The Parliamentary Union of Ireland and Great Britain is a historical landmark regarding the foundation of what is modernly known as the United Kingdom. In this act, also known as the Acts of Union of 1800, the European alliances of Great Britain and Ireland formed an agreement in the early 1800’s that “abolished the Irish parliament” thus officially creating the United Kingdom (Kelly, 236). Following the rise of political concern, Great Britain thought it best to reach out to the kingdom of Ireland to better strengthen their power as the two ruling islands of Europe. Although unexpected of the British parliament, considering that they had once been at war with Ireland and were threatened by Irish rebellion, the alliance of the two countries was essential to disbanding Irish and British feuds. As explained by author James Kelly, the decision to merge both countries “signaled the direction London’s Irish policy was increasingly to take in the next half-century” and “represented the first notable diminution of the traditional British reluctance to contemplate a union with Ireland” (237). Another reason for the emergence of the two kingdoms was to disperse any further conflict between other European countries; the United States had overthrown Great Britain during the Revolutionary War and Britain had been at war with France at the time of Irish alliance to the French kingdom (John D. Ruddy, 1:28). As there were several political advantages to merging with England, the Irish parliament did also recognize the economic advantages of merging with Great Britain as their country struggled economically (Kelly, 242). Through the Parliamentary Union of Ireland and Great Britain, in 1801, the two countries were officially merged into one solidified kingdom and the feuds between Ireland and Britain ceased to exist as they had become united with one another.


Kelly, James. “The Origins of the Act of Union: An Examination of Unionist Opinion in Britain and Ireland, 1650-1800.” Irish Historical Studies, vol. 25, no. 99, 1987, pp. 236–263. JSTOR, Accessed 2 Nov. 2020.

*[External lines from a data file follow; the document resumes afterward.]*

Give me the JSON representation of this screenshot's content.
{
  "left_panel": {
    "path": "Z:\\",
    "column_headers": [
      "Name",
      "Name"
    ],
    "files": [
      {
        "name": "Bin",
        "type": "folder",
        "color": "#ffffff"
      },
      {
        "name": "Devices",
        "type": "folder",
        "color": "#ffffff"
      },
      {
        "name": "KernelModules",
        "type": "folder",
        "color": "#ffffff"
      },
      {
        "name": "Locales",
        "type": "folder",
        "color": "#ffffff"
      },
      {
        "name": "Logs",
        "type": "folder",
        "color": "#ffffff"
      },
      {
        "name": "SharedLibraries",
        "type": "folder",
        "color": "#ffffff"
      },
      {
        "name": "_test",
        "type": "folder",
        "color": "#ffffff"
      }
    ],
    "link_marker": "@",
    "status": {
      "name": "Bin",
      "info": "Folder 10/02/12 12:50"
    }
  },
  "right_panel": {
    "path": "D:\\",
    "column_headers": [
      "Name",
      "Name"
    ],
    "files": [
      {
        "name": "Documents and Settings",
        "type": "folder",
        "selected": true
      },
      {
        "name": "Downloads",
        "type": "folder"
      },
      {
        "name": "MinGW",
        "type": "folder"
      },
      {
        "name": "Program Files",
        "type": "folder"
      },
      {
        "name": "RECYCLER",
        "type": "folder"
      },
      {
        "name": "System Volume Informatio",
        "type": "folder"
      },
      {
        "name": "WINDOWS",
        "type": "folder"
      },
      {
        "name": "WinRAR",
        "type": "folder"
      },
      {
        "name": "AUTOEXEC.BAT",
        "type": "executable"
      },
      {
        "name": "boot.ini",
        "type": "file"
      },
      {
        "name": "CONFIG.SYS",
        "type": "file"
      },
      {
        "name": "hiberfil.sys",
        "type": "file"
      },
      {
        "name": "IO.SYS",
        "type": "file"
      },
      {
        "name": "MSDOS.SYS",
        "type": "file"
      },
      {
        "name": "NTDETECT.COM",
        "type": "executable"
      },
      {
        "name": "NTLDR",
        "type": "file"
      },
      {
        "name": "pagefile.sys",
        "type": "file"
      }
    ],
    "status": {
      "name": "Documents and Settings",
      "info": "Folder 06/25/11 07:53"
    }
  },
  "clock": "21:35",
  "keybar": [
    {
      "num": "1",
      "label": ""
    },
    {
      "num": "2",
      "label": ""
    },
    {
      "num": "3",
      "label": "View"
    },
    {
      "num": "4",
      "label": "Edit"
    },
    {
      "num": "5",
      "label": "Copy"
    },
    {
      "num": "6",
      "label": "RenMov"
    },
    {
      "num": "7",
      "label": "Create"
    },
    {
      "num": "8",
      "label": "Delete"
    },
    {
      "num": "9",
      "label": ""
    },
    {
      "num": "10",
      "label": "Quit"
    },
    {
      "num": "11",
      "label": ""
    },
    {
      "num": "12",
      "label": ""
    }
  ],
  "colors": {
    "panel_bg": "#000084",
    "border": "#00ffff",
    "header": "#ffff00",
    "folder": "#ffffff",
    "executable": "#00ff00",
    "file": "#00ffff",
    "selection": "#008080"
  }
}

Ruddy, John D. “Acts of Union in 3 Minutes - Manny Man Does History.” YouTube, John D. Ruddy, 2 Aug. 2020,